The attackers could have potentially used their backdoor to alter readings from the device and even interfere with the operation of the device, although they appeared not to have done so. The researchers concluded that the malware had been installed to obtain patient data.

Ancient Worm Used to Compromise Medical Devices

The attackers had managed to attack the medical devices by exploiting a vulnerability that had been addressed in a 2008 Microsoft Security Bulletin. The critical vulnerability was reported as being exploitable by using a specially crafted RPC request which would allow an attacker to run arbitrary code. In 2008, Microsoft said the critical vulnerability could be leveraged using a wormable exploit, which is exactly what the attackers did.

A MS08-067 worm was used and backdoors were installed. These were not detected and neither was the lateral movement of malware through the network.
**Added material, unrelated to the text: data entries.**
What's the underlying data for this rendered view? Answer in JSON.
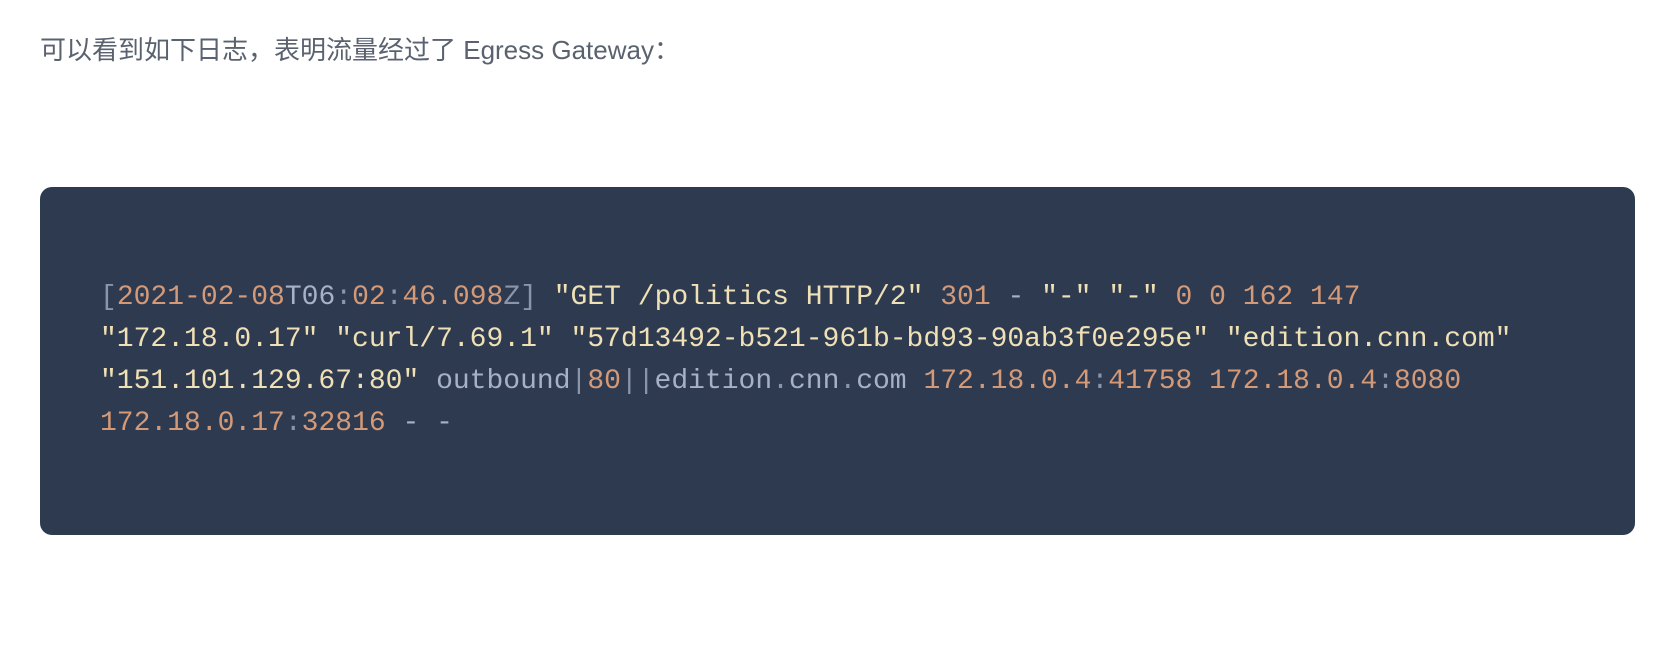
{
  "intro": "可以看到如下日志，表明流量经过了 Egress Gateway：",
  "log": {
    "open_bracket": "[",
    "date": "2021-02-08",
    "t": "T06",
    "c1": ":",
    "min": "02",
    "c2": ":",
    "sec": "46.098",
    "z_close": "Z] ",
    "req": "\"GET /politics HTTP/2\"",
    "sp1": " ",
    "status": "301",
    "dash_group": " - ",
    "q1": "\"-\"",
    "sp2": " ",
    "q2": "\"-\"",
    "sp3": " ",
    "n0a": "0",
    "sp4": " ",
    "n0b": "0",
    "sp5": " ",
    "n162": "162",
    "sp6": " ",
    "n147": "147",
    "sp7": " ",
    "ip1": "\"172.18.0.17\"",
    "sp8": " ",
    "agent": "\"curl/7.69.1\"",
    "sp9": " ",
    "uuid": "\"57d13492-b521-961b-bd93-90ab3f0e295e\"",
    "sp10": " ",
    "host": "\"edition.cnn.com\"",
    "sp11": " ",
    "target": "\"151.101.129.67:80\"",
    "sp12": " ",
    "outbound": "outbound",
    "pipe1": "|",
    "port80": "80",
    "pipe2": "||",
    "edition": "edition",
    "dot1": ".",
    "cnn": "cnn",
    "dot2": ".",
    "com": "com",
    "sp13": " ",
    "ip_a1": "172.18.0.4",
    "colon_a": ":",
    "port_a": "41758",
    "sp14": " ",
    "ip_b1": "172.18.0.4",
    "colon_b": ":",
    "port_b": "8080",
    "sp15": " ",
    "ip_c1": "172.18.0.17",
    "colon_c": ":",
    "port_c": "32816",
    "trail": " - -"
  }
}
Hackers used old malware wrappers to conceal highly sophisticated hacking tools and bypassed modern endpoint solutions. The vulnerabilities had been addressed at the operating system level and were deemed not to pose a risk. Consequently, the cyberattacks occurred without triggering any alerts. However, the malware is far from benign. According to the report, “This advanced malware can now hop laterally across networks to exploit virtually any information within the healthcare institution.”

Attacks on Medical Devices Are Far From Isolated Incidents

Two further case studies were covered in the report, one of which involved an attack on a PACS system which potentially would have allowed the attackers to launch attacks on every other possible system in the hospital. This attack was traced back to the MRI system and involved “an almost harmless networm” which exploited vulnerabilities in XP and unpatched Windows 7 installations.  The third case study revealed a similar infection of an X-Ray machine.

The researchers demonstrated that even with highly sophisticated cybersecurity defenses attackers are able to exploit vulnerabilities in healthcare legacy systems. The researchers pointed out that medical devices are a “key pivot point for attackers,” yet the devices are difficult to secure. Even when a breach is discovered it is difficult to effectively remediate these devices.

According to the report, “The presence of medical devices on healthcare networks creates high vulnerability. These medical devices will make these networks much more susceptible to a successful cyberattack.”

MEDJACK attacks are also widespread and are a serious problem. TrapX says, “Most institutions cannot detect these attacks, may be unaware of [an] ongoing data breach, or have inadequate strategy and funding in place to identify and remove these attackers.”

Author: Steve Alder is the editor-in-chief of HIPAA Journal. Steve is responsible for editorial policy regarding the topics covered on HIPAA Journal. He is a specialist on healthcare industry legal and regulatory affairs, and has several years of experience writing about HIPAA and other related legal topics. Steve has developed a deep understanding of regulatory issues surrounding the use of information technology in the healthcare industry and has written hundreds of articles on HIPAA-related topics.